In an attempt to cut down accidents attributed to distracted driving, Columbus experimented with connected vehicles. From October 2020 to March 2021, the city worked with Siemens, which provided onboard and roadside units to create a vehicle-to-infrastructure (V2I) and Vehicle-to-Vehicle (V2V) infrastructure. The connected vehicles could “talk” to each other and to 85 intersections, seven of which had the highest crash rates in central Ohio. The investment with the German multinational conglomerate was $11.3 million.  

Mandy Bishop,  program manager, Smart Columbus

“We were looking at 11 different applications including red light signal warning, school zone notifications, intersection collision warning, freight signal priority and transit signal priority, using the connected vehicle technology,” stated Mandy Bishop, Smart Columbus program manager, to TechCrunch. 

The project was deployed to 1,100 vehicles in a region with about one million residents. Results were encouraging. “We did see drivers using signals coming from the connected vehicle environment. We’re seeing improvements in driver behavior,” Bishop stated.   

Autonomous Traffic Management Platform Being Tried in Oakland 

The city of Oakland, Calif. Is testing an autonomous traffic management platform from startup Hayden AI, with vision-based perception devices that attempt to plug into the city’s transportation infrastructure. The goal of Hayden AI is to deliver reliable, sustainable and equitable public transportation, according to a recent account in Forbes. 

Hayden’s devices are mounted in multiple types of vehicles in the city’s fleet, including transit buses, street sweepers, and garbage trucks.  Each perception device has precise localization, enabling it to detect and map lane lines, traffic lights, street signs, fire hydrants, parking meters and trees.
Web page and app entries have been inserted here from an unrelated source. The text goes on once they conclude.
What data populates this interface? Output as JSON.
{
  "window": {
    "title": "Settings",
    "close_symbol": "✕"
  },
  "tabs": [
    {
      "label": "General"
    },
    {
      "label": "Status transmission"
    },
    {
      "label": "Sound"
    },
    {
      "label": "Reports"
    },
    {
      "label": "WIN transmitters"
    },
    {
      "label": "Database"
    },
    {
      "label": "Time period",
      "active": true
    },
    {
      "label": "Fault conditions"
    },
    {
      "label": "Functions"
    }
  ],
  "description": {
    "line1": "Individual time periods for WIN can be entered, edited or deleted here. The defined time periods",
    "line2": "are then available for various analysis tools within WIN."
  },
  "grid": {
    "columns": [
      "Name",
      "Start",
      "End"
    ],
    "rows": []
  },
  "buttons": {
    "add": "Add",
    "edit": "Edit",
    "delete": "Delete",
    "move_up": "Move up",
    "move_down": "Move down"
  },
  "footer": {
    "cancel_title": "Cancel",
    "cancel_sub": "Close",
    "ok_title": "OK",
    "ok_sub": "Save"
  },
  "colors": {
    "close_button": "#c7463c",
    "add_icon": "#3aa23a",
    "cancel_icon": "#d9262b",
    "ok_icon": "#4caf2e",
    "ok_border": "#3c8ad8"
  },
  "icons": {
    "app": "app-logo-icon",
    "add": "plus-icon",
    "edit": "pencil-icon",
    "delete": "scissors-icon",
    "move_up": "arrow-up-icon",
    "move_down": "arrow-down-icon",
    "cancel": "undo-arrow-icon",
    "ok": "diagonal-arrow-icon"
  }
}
The data is used to create a “digital twin,” a rich, 3D virtual model of the city. 

“The network of spatially aware perception devices collaborate to build a real-time 3D map of the city. These devices learn over time and from each other to provide data and insights that can be shared across city agencies,” stated Vaibhav Ghadiok, co-founder and VP of Engineering with Hayden AI. “This can be used to make buses run on time by clearing bus lanes of parked vehicles, or help with city planning through better parking and curbside management.” 

Ghadiok applied his expertise in robotics, computer vision, and machine learning to develop the system, which has a range of uses. For one, the system can identify open parking meters, alerting drivers to available parking spaces nearby. Also, the platform can perform traffic pattern analysis to determine pedestrian traffic through intersections by time of day, enabling delivery trucks to schedule curb space deliveries more efficiently.   

Read the source articles and information in Wired, in TechCrunch and in Forbes.